According to this study from the Daily Yonder, Rural Alabama has had the greatest job losses in the country during this past recession.
“The worst job declines in the nation during this recession have been in rural Alabama, which has 13% fewer jobs than when the recession began.”
Our district 13 has lead the way. Please note: Clay, Cleburne, Randolph, Chambers, and Cherokee counties are deep crimson; and based on this map, nobody wants to wear Crimson. Crimson means that each county lost 12% or more of the total jobs in those counties.
13% of jobs lost! So for every 20 jobs in the fall 2007, 3 were gone by December 31, 2009.
“Both Michigan and Alabama are centers of automobile manufacturing. Now, like Michigan, Alabama — especially rural Alabama — is suffering from the downturn in auto sales.
The authors of the study say the losses are due to our dependence on automobile manufacturing here in this state. As you know, we are now considered a major automotive manufacturing state with Honda, Mercedes- Benz, Hyundai and the Toyota Engine Plant.
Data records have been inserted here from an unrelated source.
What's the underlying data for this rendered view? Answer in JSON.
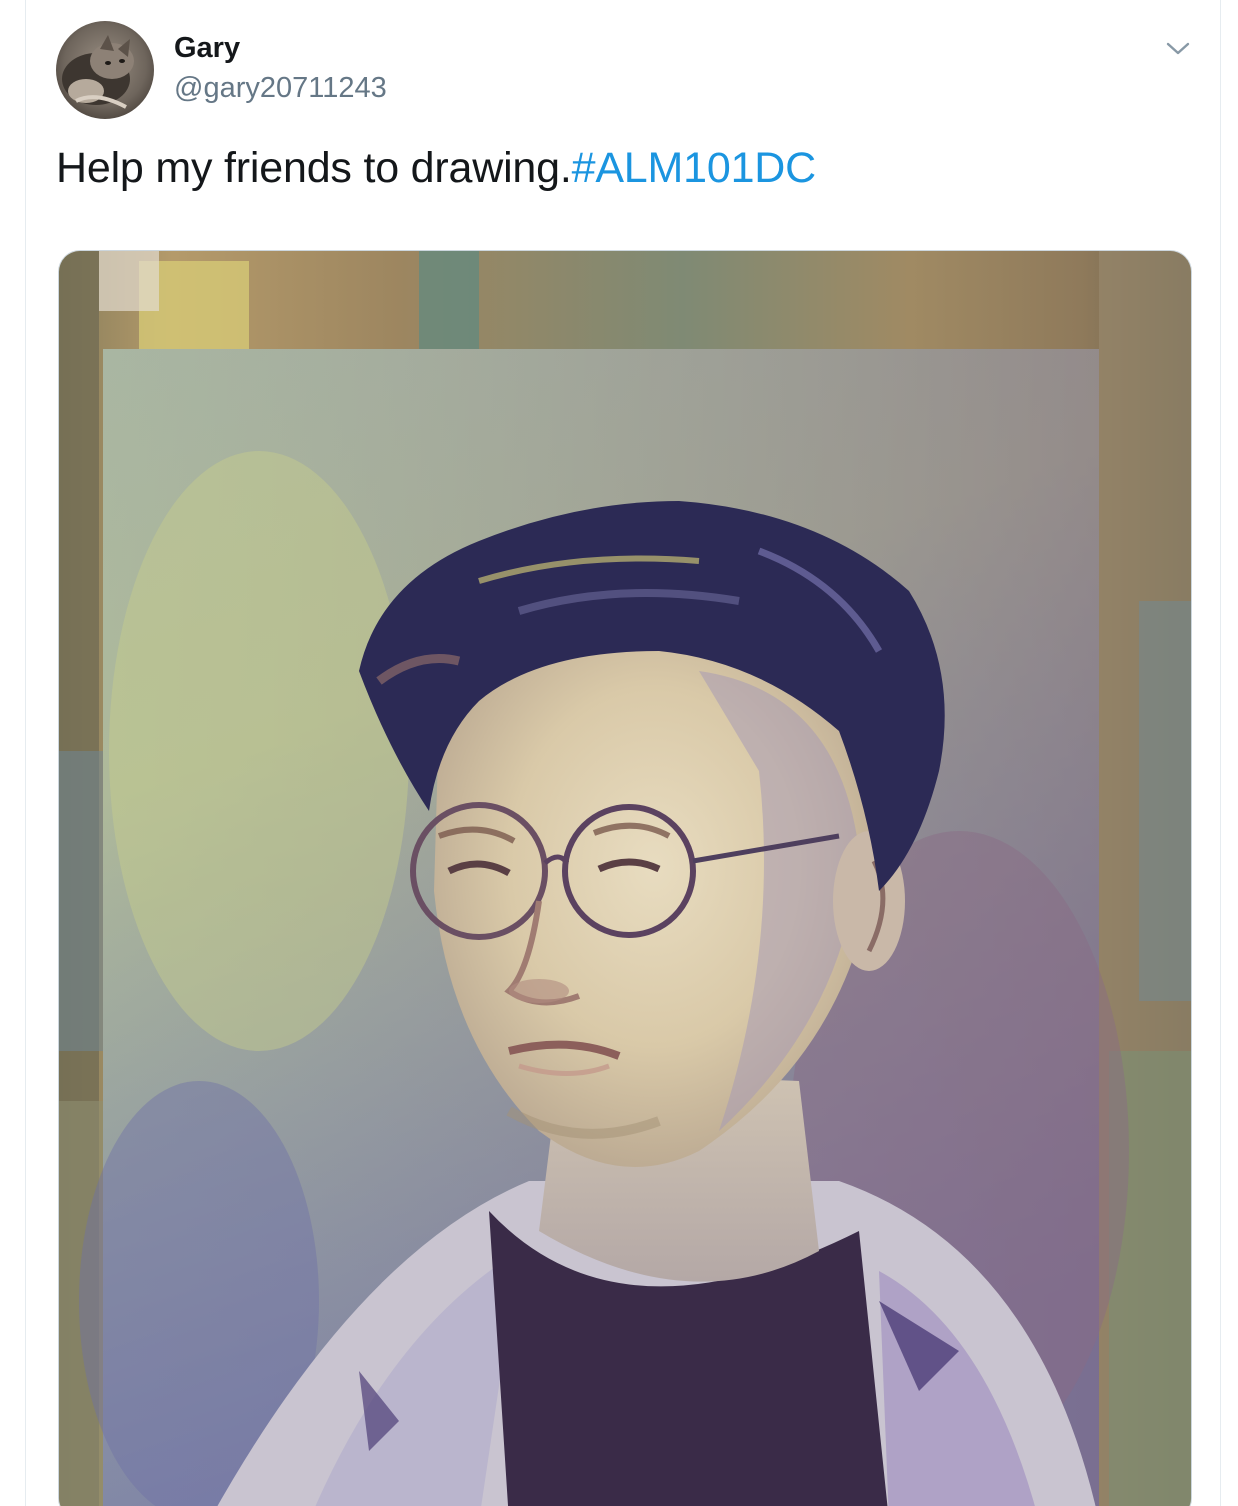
{
  "tweet": {
    "author": {
      "display_name": "Gary",
      "handle": "@gary20711243",
      "avatar_icon": "cat-avatar-icon"
    },
    "text": "Help my friends to drawing.",
    "hashtag": "#ALM101DC",
    "menu_icon": "chevron-down-icon",
    "media": {
      "kind": "photo",
      "subject": "oil-painting-portrait"
    }
  },
  "colors": {
    "text_primary": "#14171a",
    "text_secondary": "#657786",
    "link": "#1b95e0",
    "border": "#e6ecf0"
  }
}
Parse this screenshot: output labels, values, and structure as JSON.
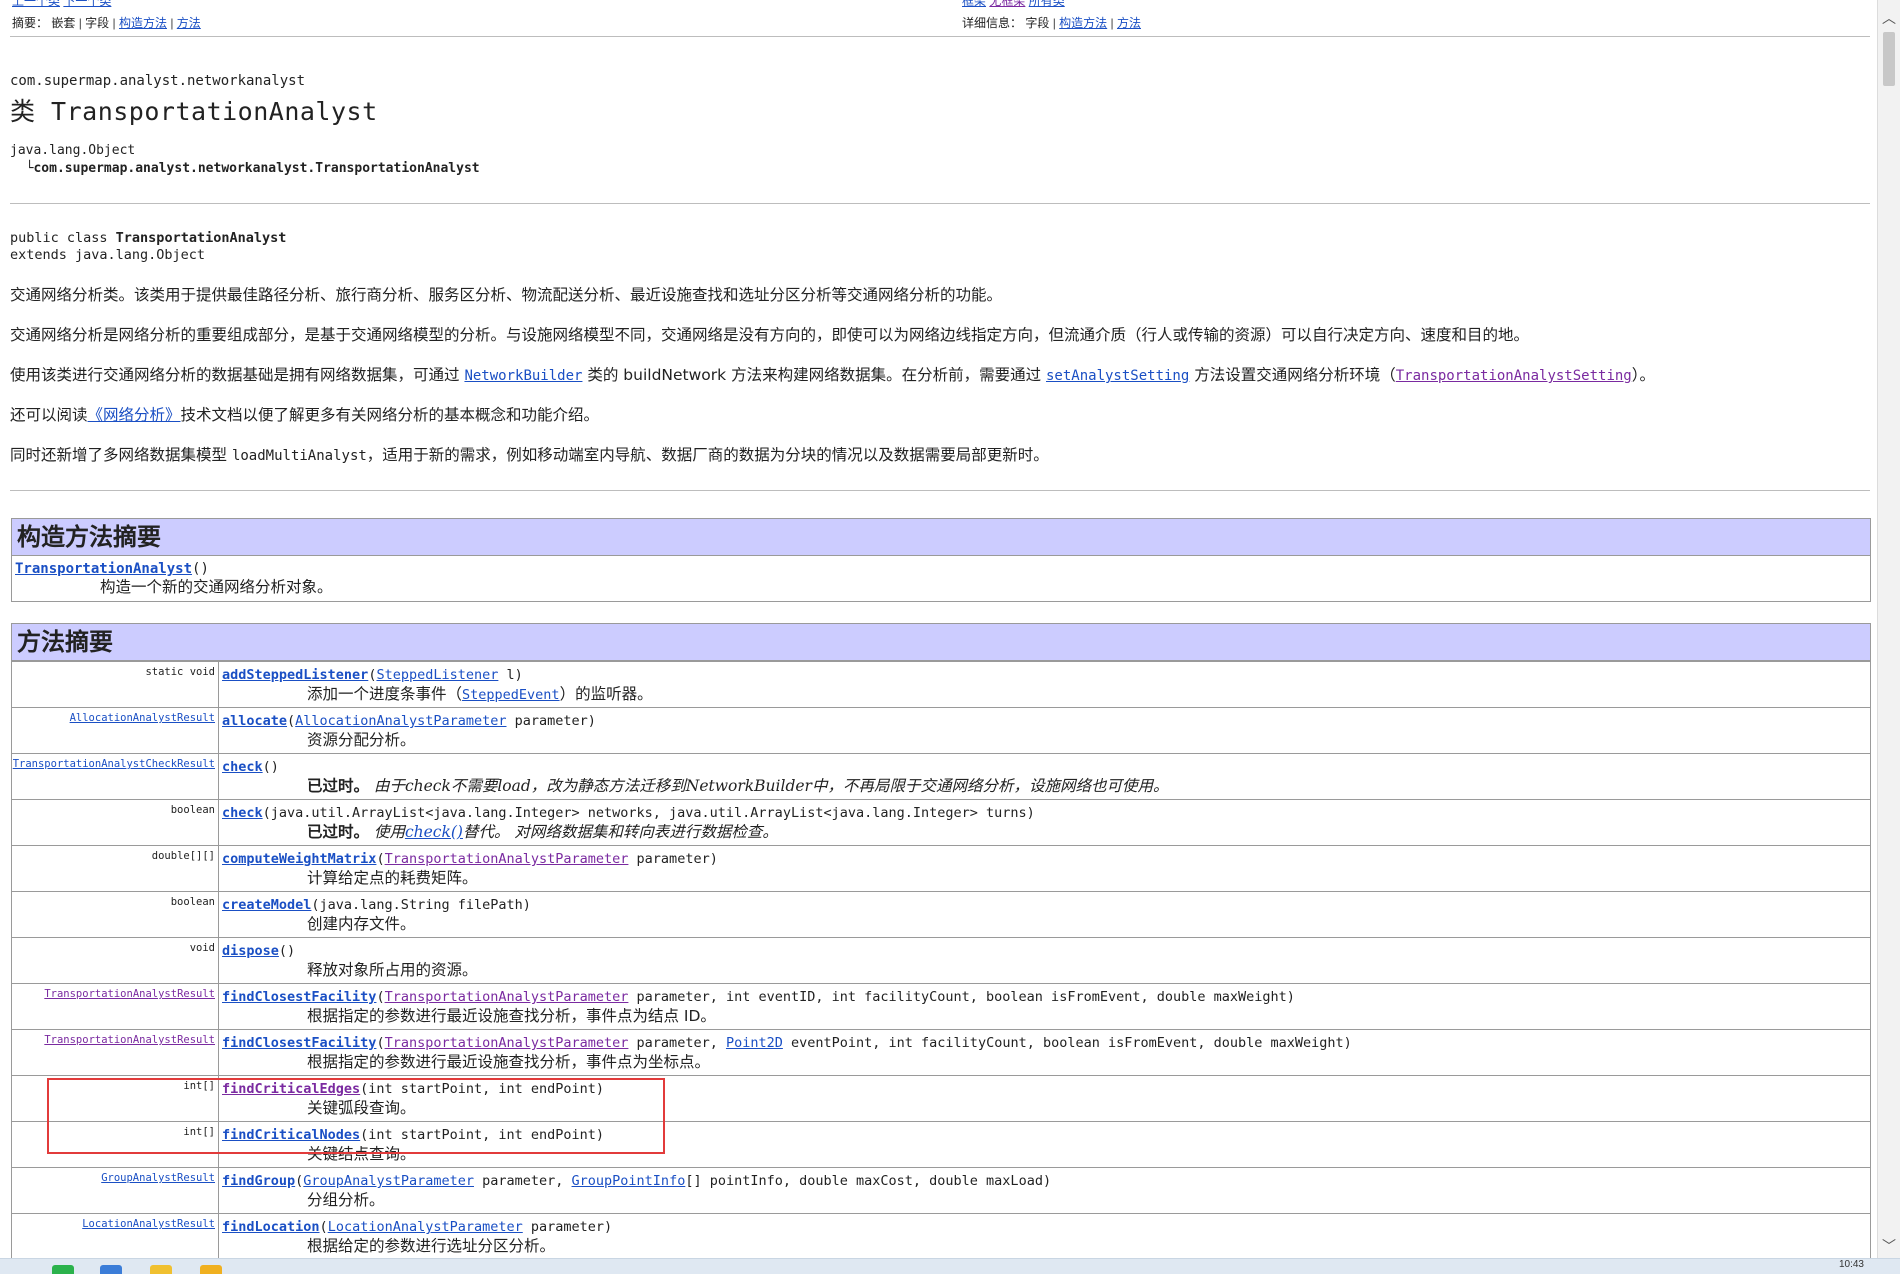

Automotive sales are down and this leads to job losses.
“When corporations look to reduce costs, branch offices and ancillary operations often bear the brunt of the ax,” John Norris, an economist with Oakworth Capital Bank in Birmingham, told reporter Roy Williams of the Birmingham News. “In almost all recessions, manufacturing jobs get hit hard as demand slows. When you add the loss of corporate headquarters, reliance on manufacturing and low educational results, it isn’t all that surprising Alabama would get hit hard during a full-blown, worldwide recession.”
If our state and communities are to survive in this new market, we need to find ways to become stronger and better able to withstand these changes. More locally-owned businesses of all types are needed to make this happen.
My vision can be compared to an well known television commercial for a bed mattress. To demonstrate the sturdiness of the bed, a glass of red wine is placed on the bed. Then, a lady jumps up and down on the other side of the mattress. The wine never spills.
Just like that mattress, we need to build sturdiness into our local economies so that when Wall Street jumps up and down, our communities do not turn over and “spill.”